Factors that contribute to nucleophilicity

There are four key factors that contribute to a species' nucleophilicity:

  • Charge A nucleophile reacts by donating electrons. This means, that the higher the electron density on a species, the more nucleophilic it is, all other things being equal. In general, a negatively charged species will be more nucleophilic than its neutral counterpart.

  • Size A nucleophile donates electrons to an electrophile, but to do so it needs to be in close proximity to the electrophile. This can be hard if the nucleophile is a large and bulky molecule. In general, a smaller nucleophile is a stronger nucleophile!

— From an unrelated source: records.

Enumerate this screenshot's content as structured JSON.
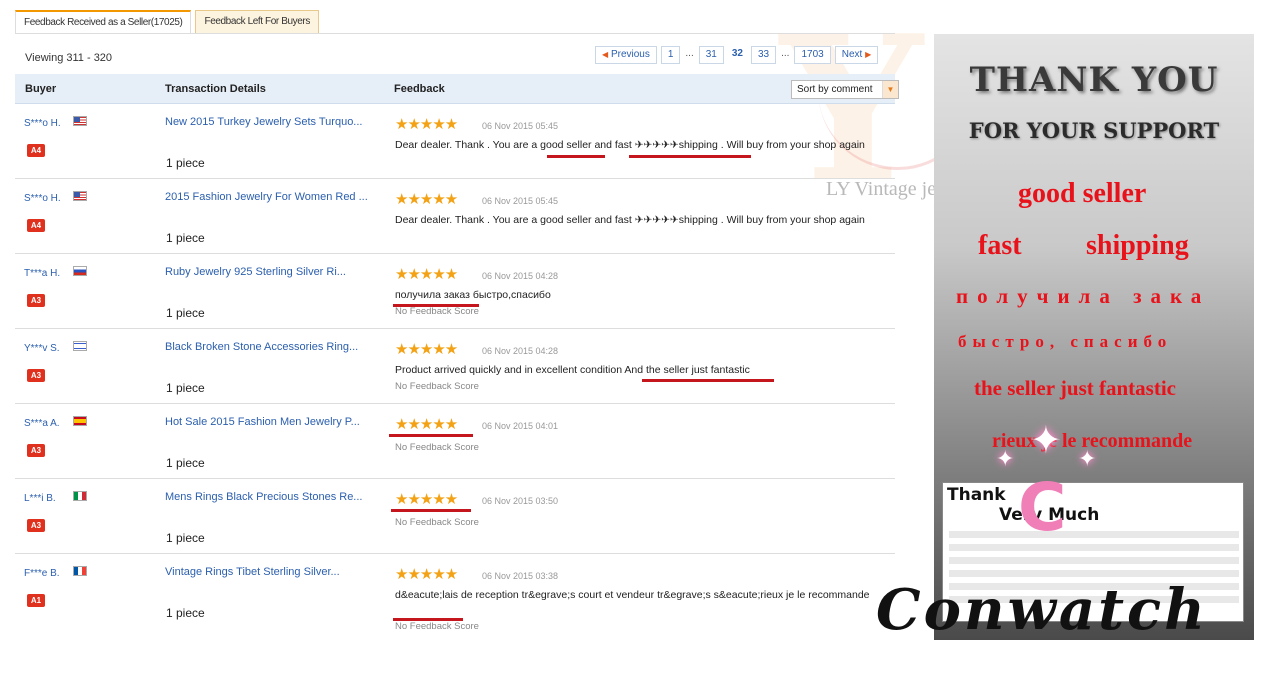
{
  "tabs": [
    {
      "label": "Feedback Received as a Seller(17025)",
      "active": true
    },
    {
      "label": "Feedback Left For Buyers",
      "active": false
    }
  ],
  "viewing": "Viewing 311 - 320",
  "pagination": {
    "previous": "Previous",
    "pages": [
      "1",
      "...",
      "31",
      "32",
      "33",
      "...",
      "1703"
    ],
    "current": "32",
    "next": "Next"
  },
  "table": {
    "headers": {
      "buyer": "Buyer",
      "transaction": "Transaction Details",
      "feedback": "Feedback"
    },
    "sort_label": "Sort by comment",
    "rows": [
      {
        "buyer": "S***o H.",
        "flag": "us",
        "level": "A4",
        "product": "New 2015 Turkey Jewelry Sets Turquo...",
        "qty": "1 piece",
        "rating": 5,
        "date": "06 Nov 2015 05:45",
        "comment": "Dear dealer. Thank . You are a good seller and fast ✈✈✈✈✈shipping . Will buy from your shop again",
        "no_score": ""
      },
      {
        "buyer": "S***o H.",
        "flag": "us",
        "level": "A4",
        "product": "2015 Fashion Jewelry For Women Red ...",
        "qty": "1 piece",
        "rating": 5,
        "date": "06 Nov 2015 05:45",
        "comment": "Dear dealer. Thank . You are a good seller and fast ✈✈✈✈✈shipping . Will buy from your shop again",
        "no_score": ""
      },
      {
        "buyer": "T***a H.",
        "flag": "ru",
        "level": "A3",
        "product": "Ruby Jewelry 925 Sterling Silver Ri...",
        "qty": "1 piece",
        "rating": 5,
        "date": "06 Nov 2015 04:28",
        "comment": "получила заказ быстро,спасибо",
        "no_score": "No Feedback Score"
      },
      {
        "buyer": "Y***v S.",
        "flag": "il",
        "level": "A3",
        "product": "Black Broken Stone Accessories Ring...",
        "qty": "1 piece",
        "rating": 5,
        "date": "06 Nov 2015 04:28",
        "comment": "Product arrived quickly and in excellent condition And the seller just fantastic",
        "no_score": "No Feedback Score"
      },
      {
        "buyer": "S***a A.",
        "flag": "es",
        "level": "A3",
        "product": "Hot Sale 2015 Fashion Men Jewelry P...",
        "qty": "1 piece",
        "rating": 5,
        "date": "06 Nov 2015 04:01",
        "comment": "",
        "no_score": "No Feedback Score"
      },
      {
        "buyer": "L***i B.",
        "flag": "it",
        "level": "A3",
        "product": "Mens Rings Black Precious Stones Re...",
        "qty": "1 piece",
        "rating": 5,
        "date": "06 Nov 2015 03:50",
        "comment": "",
        "no_score": "No Feedback Score"
      },
      {
        "buyer": "F***e B.",
        "flag": "fr",
        "level": "A1",
        "product": "Vintage Rings Tibet Sterling Silver...",
        "qty": "1 piece",
        "rating": 5,
        "date": "06 Nov 2015 03:38",
        "comment": "d&eacute;lais de reception tr&egrave;s court et vendeur tr&egrave;s s&eacute;rieux je le recommande",
        "no_score": "No Feedback Score"
      }
    ]
  },
  "watermark": {
    "text": "LY Vintage jewelry"
  },
  "promo": {
    "thank_you": "THANK YOU",
    "support": "FOR YOUR SUPPORT",
    "good_seller": "good seller",
    "fast": "fast",
    "shipping": "shipping",
    "ru_line1": "получила зака",
    "ru_line2": "быстро, спасибо",
    "fantastic": "the seller just fantastic",
    "recommande": "rieux je le recommande",
    "thumb_title": "Thank",
    "thumb_title2": "Very Much",
    "brand": "Conwatch",
    "brand_initial": "C"
  },
  "colors": {
    "accent_orange": "#f39800",
    "link_blue": "#2b5fae",
    "star": "#f3a215",
    "underline_red": "#c4161c",
    "promo_red": "#e8121b"
  }
}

  • Electronegativity Highly electronegative atoms have a high electron density, but they also have a high electron affinity, meaning that they attract the electrons strongly. A nucleophile reacts by donating electrons, which a highly electronegative atom is less willing to do. Therefore, a less electronegative atom is more nucleophilic, all other things being equal.

  • Solvent Solvents can be either protic or aprotic. A protic solvent can participate in hydrogen bonding with the nucleophile, which causes the nucleophile to be cushioned by the solvent. This makes the nucleophile less reactive, than if it was dissolved in an aprotic solvent.